Tommy is an iconic rock opera, born from the 1969 album from The Who. In 1975 it was turned into a film with a star studded cast including Tina Turner, Elton John and the members of the band. The show came to the stage in London in 1979 and gained a Broadway revival in 1992, winning a Grammy for Best Musical Show Album.

This production is brought to the stage by Ramps On The Moon, a consortium of seven major theatre companies committed to putting deaf and disabled artists and audiences at the centre of their work. Ramps On The Moon embed audio description, captioning and British Sign Language in all performances, making their theatre accessible to a wide audience.

Tommy tells the tale of a “deaf, dumb and blind kid”, traumatised by seeing his father murdered, who grows up to be a “pinball wizard” and becomes celebrated as a new messiah. While the story isn’t that clear, the songs carry us through with their big drums and guitar riffs.

The cast of 22 actors and musicians contains deaf, disabled and non-disabled actors, all bringing high energy to this loud performance. This version sees Peter Straker, who played the Narrator in the 1979 West End Production of Tommy, cast as the Acid Queen, a role he embraces with gusto.
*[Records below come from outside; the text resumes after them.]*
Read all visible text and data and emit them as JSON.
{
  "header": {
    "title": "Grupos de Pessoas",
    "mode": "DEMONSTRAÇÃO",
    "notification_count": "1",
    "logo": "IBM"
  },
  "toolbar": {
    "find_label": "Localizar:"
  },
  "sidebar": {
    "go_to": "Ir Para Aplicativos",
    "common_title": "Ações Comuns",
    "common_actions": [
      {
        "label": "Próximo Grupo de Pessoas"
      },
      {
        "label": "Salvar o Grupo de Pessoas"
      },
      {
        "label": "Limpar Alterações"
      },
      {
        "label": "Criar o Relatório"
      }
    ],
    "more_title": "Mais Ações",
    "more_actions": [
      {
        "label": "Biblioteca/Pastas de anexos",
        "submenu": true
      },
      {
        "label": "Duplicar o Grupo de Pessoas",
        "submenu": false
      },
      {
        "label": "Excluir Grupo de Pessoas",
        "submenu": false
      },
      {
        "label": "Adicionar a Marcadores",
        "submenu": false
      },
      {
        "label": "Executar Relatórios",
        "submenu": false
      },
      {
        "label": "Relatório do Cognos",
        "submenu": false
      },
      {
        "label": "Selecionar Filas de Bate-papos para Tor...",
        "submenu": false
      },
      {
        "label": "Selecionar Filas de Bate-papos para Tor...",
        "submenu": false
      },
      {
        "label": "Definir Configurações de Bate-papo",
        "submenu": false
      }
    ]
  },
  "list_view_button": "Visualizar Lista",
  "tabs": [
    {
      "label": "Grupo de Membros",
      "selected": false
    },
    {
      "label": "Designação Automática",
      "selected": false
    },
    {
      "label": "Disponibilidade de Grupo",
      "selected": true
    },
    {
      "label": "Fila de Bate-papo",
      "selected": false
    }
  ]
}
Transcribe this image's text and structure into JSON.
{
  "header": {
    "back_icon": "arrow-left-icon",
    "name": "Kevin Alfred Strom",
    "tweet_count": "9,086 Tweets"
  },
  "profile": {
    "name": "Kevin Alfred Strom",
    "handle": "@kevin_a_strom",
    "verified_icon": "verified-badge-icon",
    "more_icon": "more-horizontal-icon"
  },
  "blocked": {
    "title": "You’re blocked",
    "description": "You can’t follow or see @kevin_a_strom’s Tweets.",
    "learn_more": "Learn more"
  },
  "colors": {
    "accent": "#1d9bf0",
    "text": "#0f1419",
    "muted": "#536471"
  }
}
William Grint is wonderful as Tommy, the silent central character, conveying his emotions clearly and strikingly through facial expressions and signing. His words are sung by Julian Capolei and Matthew Jacobs Morgan in a clever presentation of the boy’s internal and external worlds. Tommy’s mother is played by Donna Mullings in a touching performance supported by the singing voice of Shekinah McFarlane. Max Runham plays Tommy’s father, a ghostly presence through most of the show, encouraging his son to “see me, feel me, touch me”.

Tommy received a well-deserved standing ovation on press night. The energy is infectious and it will send you home humming Pinball Wizard as well as dwelling on how far, or not, our treatment of disabled people has moved on.

Reviewed by Rhiannon Evans

Photo: Mike Kwasniak